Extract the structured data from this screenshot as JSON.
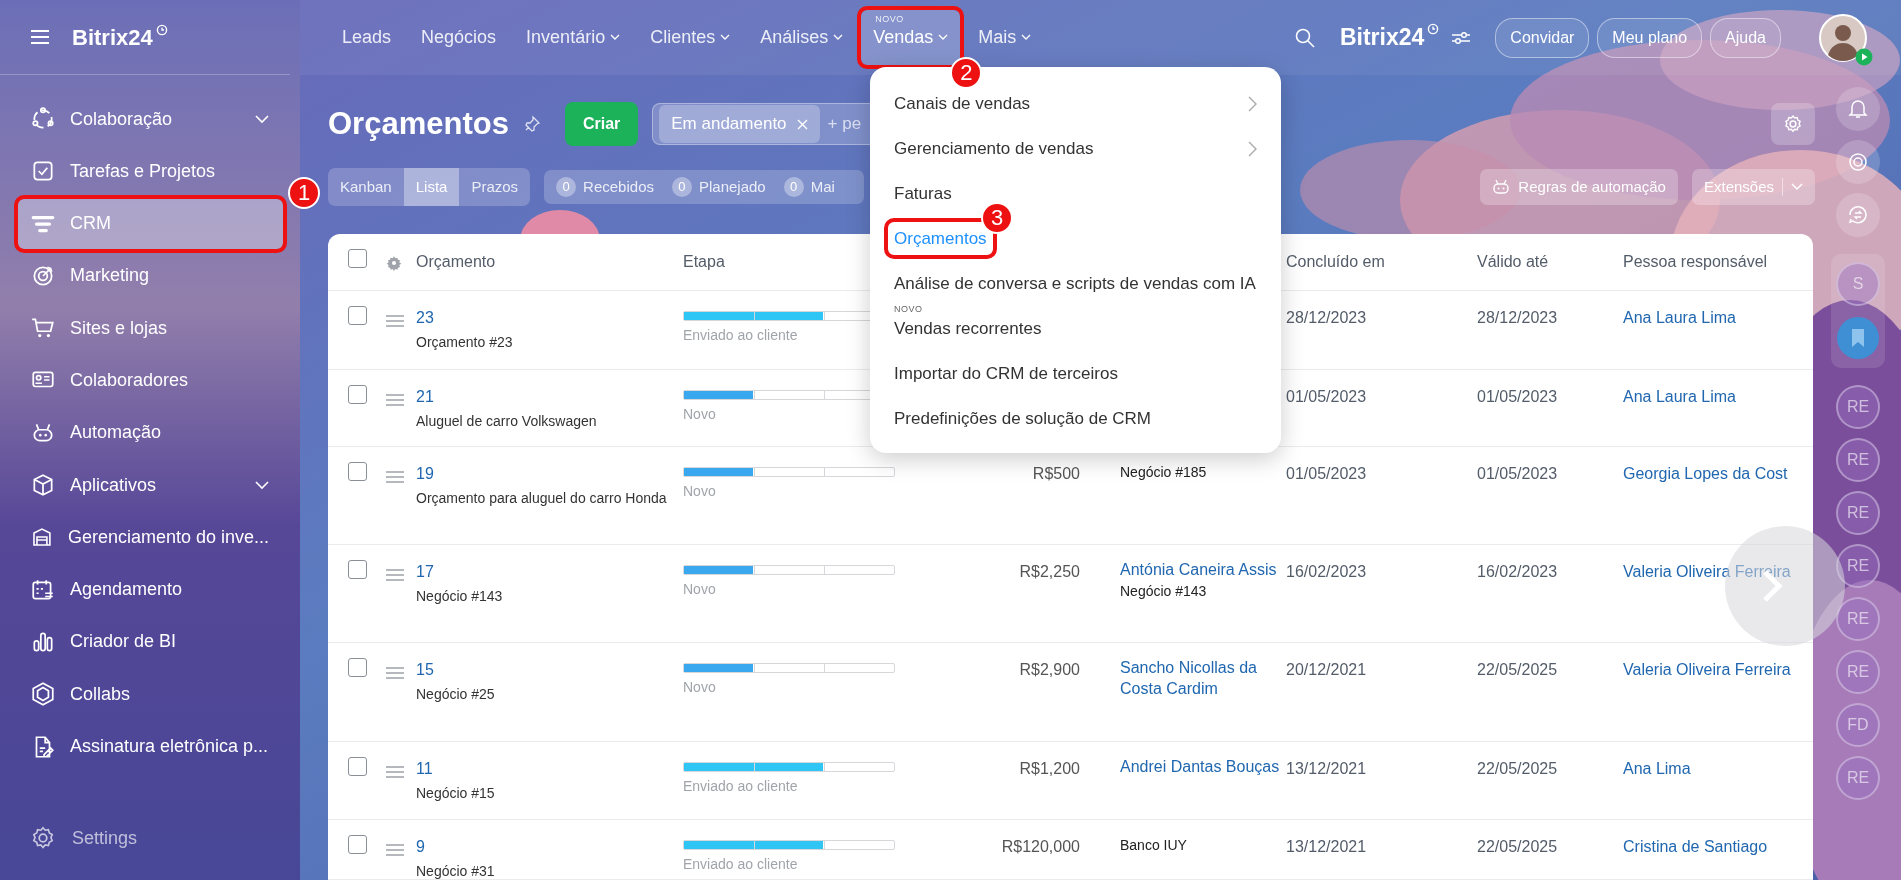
{
  "sidebar": {
    "logo": "Bitrix24",
    "items": [
      {
        "label": "Colaboração",
        "expandable": true,
        "selected": false
      },
      {
        "label": "Tarefas e Projetos",
        "expandable": false,
        "selected": false
      },
      {
        "label": "CRM",
        "expandable": false,
        "selected": true,
        "callout": "1"
      },
      {
        "label": "Marketing",
        "expandable": false,
        "selected": false
      },
      {
        "label": "Sites e lojas",
        "expandable": false,
        "selected": false
      },
      {
        "label": "Colaboradores",
        "expandable": false,
        "selected": false
      },
      {
        "label": "Automação",
        "expandable": false,
        "selected": false
      },
      {
        "label": "Aplicativos",
        "expandable": true,
        "selected": false
      },
      {
        "label": "Gerenciamento do inve...",
        "expandable": false,
        "selected": false
      },
      {
        "label": "Agendamento",
        "expandable": false,
        "selected": false
      },
      {
        "label": "Criador de BI",
        "expandable": false,
        "selected": false
      },
      {
        "label": "Collabs",
        "expandable": false,
        "selected": false
      },
      {
        "label": "Assinatura eletrônica p...",
        "expandable": false,
        "selected": false
      }
    ],
    "settings": "Settings"
  },
  "topbar": {
    "nav": [
      {
        "label": "Leads",
        "dropdown": false,
        "selected": false
      },
      {
        "label": "Negócios",
        "dropdown": false,
        "selected": false
      },
      {
        "label": "Inventário",
        "dropdown": true,
        "selected": false
      },
      {
        "label": "Clientes",
        "dropdown": true,
        "selected": false
      },
      {
        "label": "Análises",
        "dropdown": true,
        "selected": false
      },
      {
        "label": "Vendas",
        "dropdown": true,
        "selected": true,
        "badge": "NOVO",
        "callout": "2"
      },
      {
        "label": "Mais",
        "dropdown": true,
        "selected": false
      }
    ],
    "logo": "Bitrix24",
    "buttons": [
      "Convidar",
      "Meu plano",
      "Ajuda"
    ]
  },
  "menu": {
    "items": [
      {
        "label": "Canais de vendas",
        "submenu": true,
        "selected": false
      },
      {
        "label": "Gerenciamento de vendas",
        "submenu": true,
        "selected": false
      },
      {
        "label": "Faturas",
        "submenu": false,
        "selected": false
      },
      {
        "label": "Orçamentos",
        "submenu": false,
        "selected": true,
        "callout": "3"
      },
      {
        "label": "Análise de conversa e scripts de vendas com IA",
        "submenu": false,
        "selected": false
      },
      {
        "label": "Vendas recorrentes",
        "submenu": false,
        "selected": false,
        "badge": "NOVO"
      },
      {
        "label": "Importar do CRM de terceiros",
        "submenu": false,
        "selected": false
      },
      {
        "label": "Predefinições de solução de CRM",
        "submenu": false,
        "selected": false
      }
    ]
  },
  "page": {
    "title": "Orçamentos",
    "create_button": "Criar",
    "filter": {
      "chip": "Em andamento",
      "placeholder": "+ pe"
    },
    "views": [
      {
        "label": "Kanban",
        "selected": false
      },
      {
        "label": "Lista",
        "selected": true
      },
      {
        "label": "Prazos",
        "selected": false
      }
    ],
    "counters": [
      {
        "count": "0",
        "label": "Recebidos"
      },
      {
        "count": "0",
        "label": "Planejado"
      },
      {
        "count": "0",
        "label": "Mai"
      }
    ],
    "automation_button": "Regras de automação",
    "extensions_button": "Extensões"
  },
  "table": {
    "all_checked": false,
    "columns": [
      "Orçamento",
      "Etapa",
      "Concluído em",
      "Válido até",
      "Pessoa responsável"
    ],
    "rows": [
      {
        "checked": false,
        "number": "23",
        "title": "Orçamento #23",
        "stage": "Enviado ao cliente",
        "level": 0.66,
        "color": "#2fc6f6",
        "concluded": "28/12/2023",
        "valid": "28/12/2023",
        "responsible": "Ana Laura Lima"
      },
      {
        "checked": false,
        "number": "21",
        "title": "Aluguel de carro Volkswagen",
        "stage": "Novo",
        "level": 0.33,
        "color": "#39a8ef",
        "concluded": "01/05/2023",
        "valid": "01/05/2023",
        "responsible": "Ana Laura Lima"
      },
      {
        "checked": false,
        "number": "19",
        "title": "Orçamento para aluguel do carro Honda",
        "stage": "Novo",
        "level": 0.33,
        "color": "#39a8ef",
        "amount": "R$500",
        "client_note": "Negócio #185",
        "concluded": "01/05/2023",
        "valid": "01/05/2023",
        "responsible": "Georgia Lopes da Cost"
      },
      {
        "checked": false,
        "number": "17",
        "title": "Negócio #143",
        "stage": "Novo",
        "level": 0.33,
        "color": "#39a8ef",
        "amount": "R$2,250",
        "client": "Antónia Caneira Assis",
        "client_note": "Negócio #143",
        "concluded": "16/02/2023",
        "valid": "16/02/2023",
        "responsible": "Valeria Oliveira Ferreira"
      },
      {
        "checked": false,
        "number": "15",
        "title": "Negócio #25",
        "stage": "Novo",
        "level": 0.33,
        "color": "#39a8ef",
        "amount": "R$2,900",
        "client": "Sancho Nicollas da Costa Cardim",
        "concluded": "20/12/2021",
        "valid": "22/05/2025",
        "responsible": "Valeria Oliveira Ferreira"
      },
      {
        "checked": false,
        "number": "11",
        "title": "Negócio #15",
        "stage": "Enviado ao cliente",
        "level": 0.66,
        "color": "#2fc6f6",
        "amount": "R$1,200",
        "client": "Andrei Dantas Bouças",
        "concluded": "13/12/2021",
        "valid": "22/05/2025",
        "responsible": "Ana Lima"
      },
      {
        "checked": false,
        "number": "9",
        "title": "Negócio #31",
        "stage": "Enviado ao cliente",
        "level": 0.66,
        "color": "#2fc6f6",
        "amount": "R$120,000",
        "client_note": "Banco IUY",
        "concluded": "13/12/2021",
        "valid": "22/05/2025",
        "responsible": "Cristina de Santiago"
      }
    ]
  },
  "rail": {
    "avatars": [
      "S",
      "RE",
      "RE",
      "RE",
      "RE",
      "RE",
      "RE",
      "FD",
      "RE"
    ]
  }
}
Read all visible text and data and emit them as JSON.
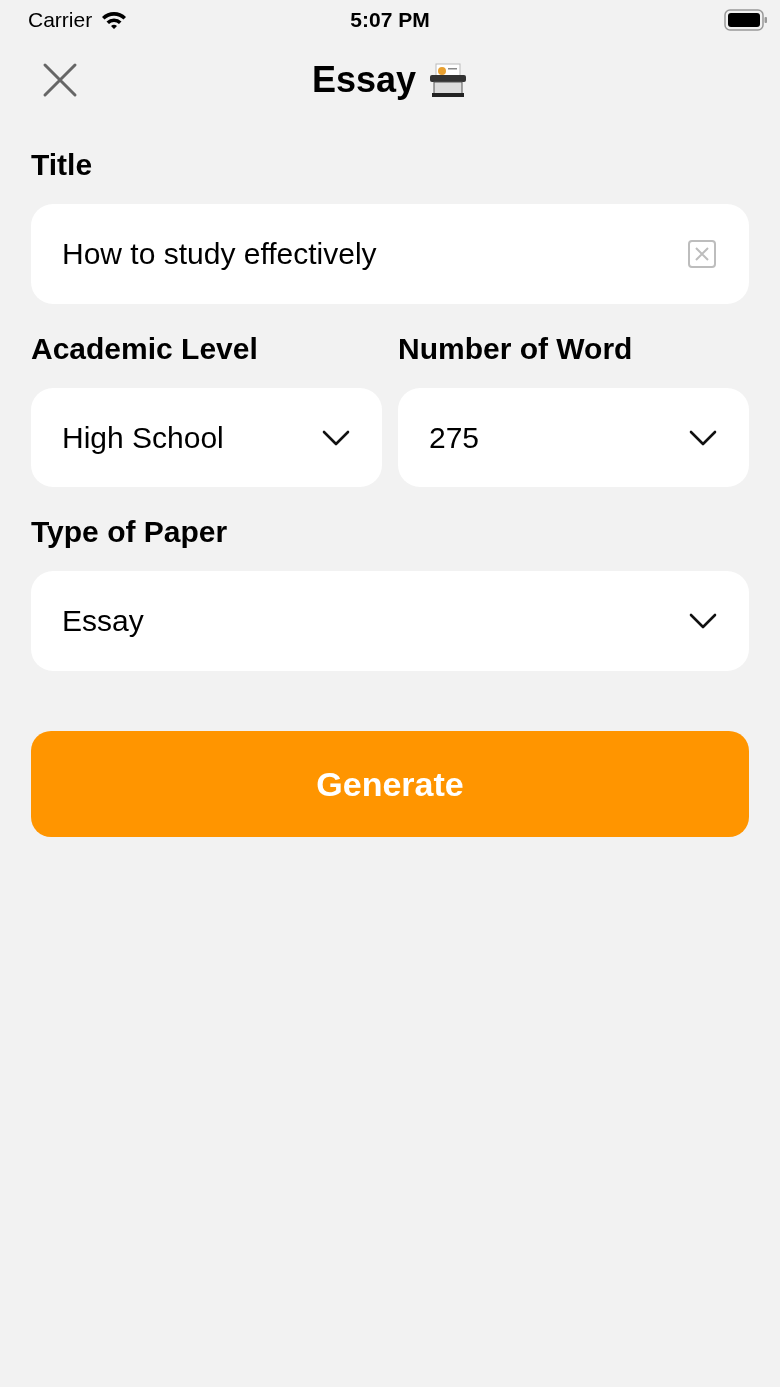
{
  "status_bar": {
    "carrier": "Carrier",
    "time": "5:07 PM"
  },
  "nav": {
    "title": "Essay"
  },
  "fields": [
    {
      "label": "Title",
      "kind": "text",
      "value": "How to study effectively"
    },
    {
      "label": "Academic Level",
      "kind": "select",
      "value": "High School"
    },
    {
      "label": "Number of Word",
      "kind": "select",
      "value": "275"
    },
    {
      "label": "Type of Paper",
      "kind": "select",
      "value": "Essay"
    }
  ],
  "button": {
    "label": "Generate"
  }
}
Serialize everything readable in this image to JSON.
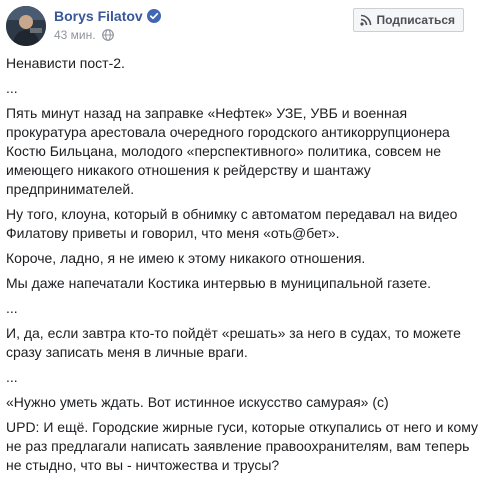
{
  "post": {
    "author": "Borys Filatov",
    "time": "43 мин.",
    "subscribe_label": "Подписаться",
    "paragraphs": [
      "Ненависти пост-2.",
      "...",
      "Пять минут назад на заправке «Нефтек» УЗЕ, УВБ и военная прокуратура арестовала очередного городского антикоррупционера Костю Бильцана, молодого «перспективного» политика, совсем не имеющего никакого отношения к рейдерству и шантажу предпринимателей.",
      "Ну того, клоуна, который в обнимку с автоматом передавал на видео Филатову приветы и говорил, что меня «оть@бет».",
      "Короче, ладно, я не имею к этому никакого отношения.",
      "Мы даже напечатали Костика интервью в муниципальной газете.",
      "...",
      "И, да, если завтра кто-то пойдёт «решать» за него в судах, то можете сразу записать меня в личные враги.",
      "...",
      "«Нужно уметь ждать. Вот истинное искусство самурая» (с)",
      "UPD: И ещё. Городские жирные гуси, которые откупались от него и кому не раз предлагали написать заявление правоохранителям, вам теперь не стыдно, что вы - ничтожества и трусы?"
    ]
  },
  "colors": {
    "author_link": "#385898",
    "verified_badge": "#4267b2",
    "meta_text": "#90949c",
    "body_text": "#1c1e21",
    "button_bg": "#f5f6f7",
    "button_border": "#ccd0d5"
  },
  "icons": {
    "verified": "verified-badge-icon",
    "privacy": "globe-icon",
    "subscribe": "rss-icon"
  }
}
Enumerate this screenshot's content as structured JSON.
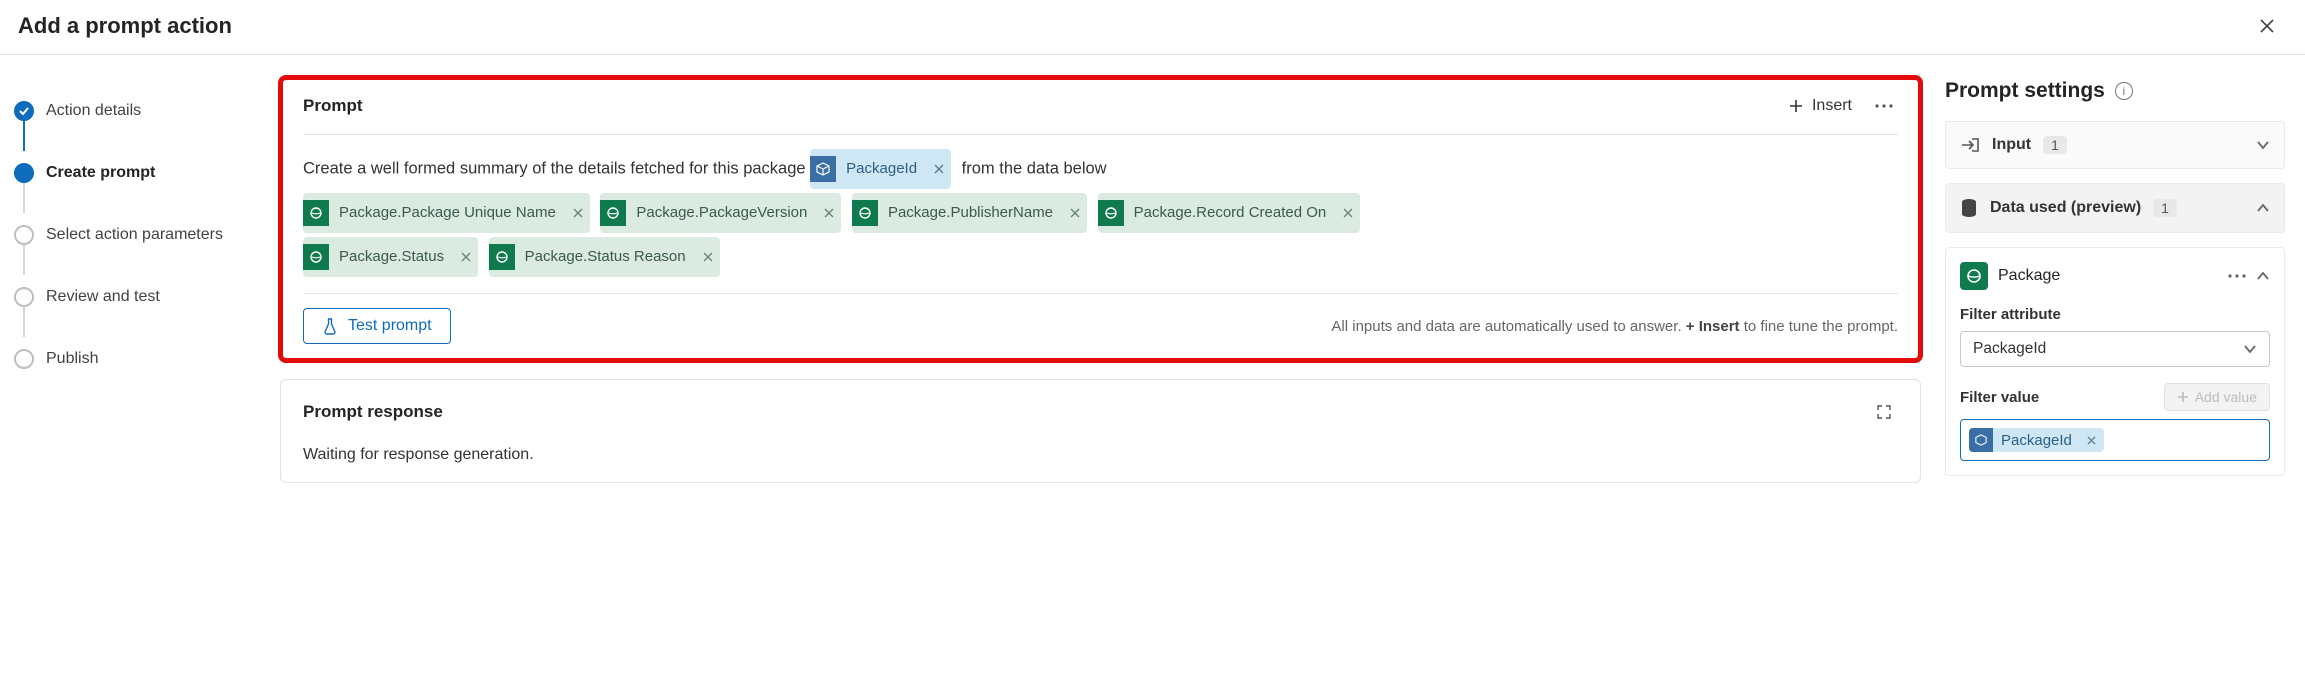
{
  "header": {
    "title": "Add a prompt action"
  },
  "steps": [
    {
      "label": "Action details",
      "state": "done"
    },
    {
      "label": "Create prompt",
      "state": "active"
    },
    {
      "label": "Select action parameters",
      "state": "pending"
    },
    {
      "label": "Review and test",
      "state": "pending"
    },
    {
      "label": "Publish",
      "state": "pending"
    }
  ],
  "prompt": {
    "title": "Prompt",
    "insert_label": "Insert",
    "text_pre": "Create a well formed summary of the details fetched for this package",
    "inline_param": "PackageId",
    "text_post": "from the data below",
    "fields": [
      "Package.Package Unique Name",
      "Package.PackageVersion",
      "Package.PublisherName",
      "Package.Record Created On",
      "Package.Status",
      "Package.Status Reason"
    ],
    "test_label": "Test prompt",
    "footer_hint_pre": "All inputs and data are automatically used to answer. ",
    "footer_hint_bold": "+ Insert",
    "footer_hint_post": " to fine tune the prompt."
  },
  "response": {
    "title": "Prompt response",
    "status": "Waiting for response generation."
  },
  "settings": {
    "title": "Prompt settings",
    "input_label": "Input",
    "input_count": "1",
    "data_used_label": "Data used (preview)",
    "data_used_count": "1",
    "entity": {
      "name": "Package",
      "filter_attr_label": "Filter attribute",
      "filter_attr_value": "PackageId",
      "filter_value_label": "Filter value",
      "add_value_label": "Add value",
      "filter_value_chip": "PackageId"
    }
  }
}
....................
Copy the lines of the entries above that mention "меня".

▸ Your solution:
      "Ну того, клоуна, который в обнимку с автоматом передавал на видео Филатову приветы и говорил, что меня «оть@бет».",
      "И, да, если завтра кто-то пойдёт «решать» за него в судах, то можете сразу записать меня в личные враги.",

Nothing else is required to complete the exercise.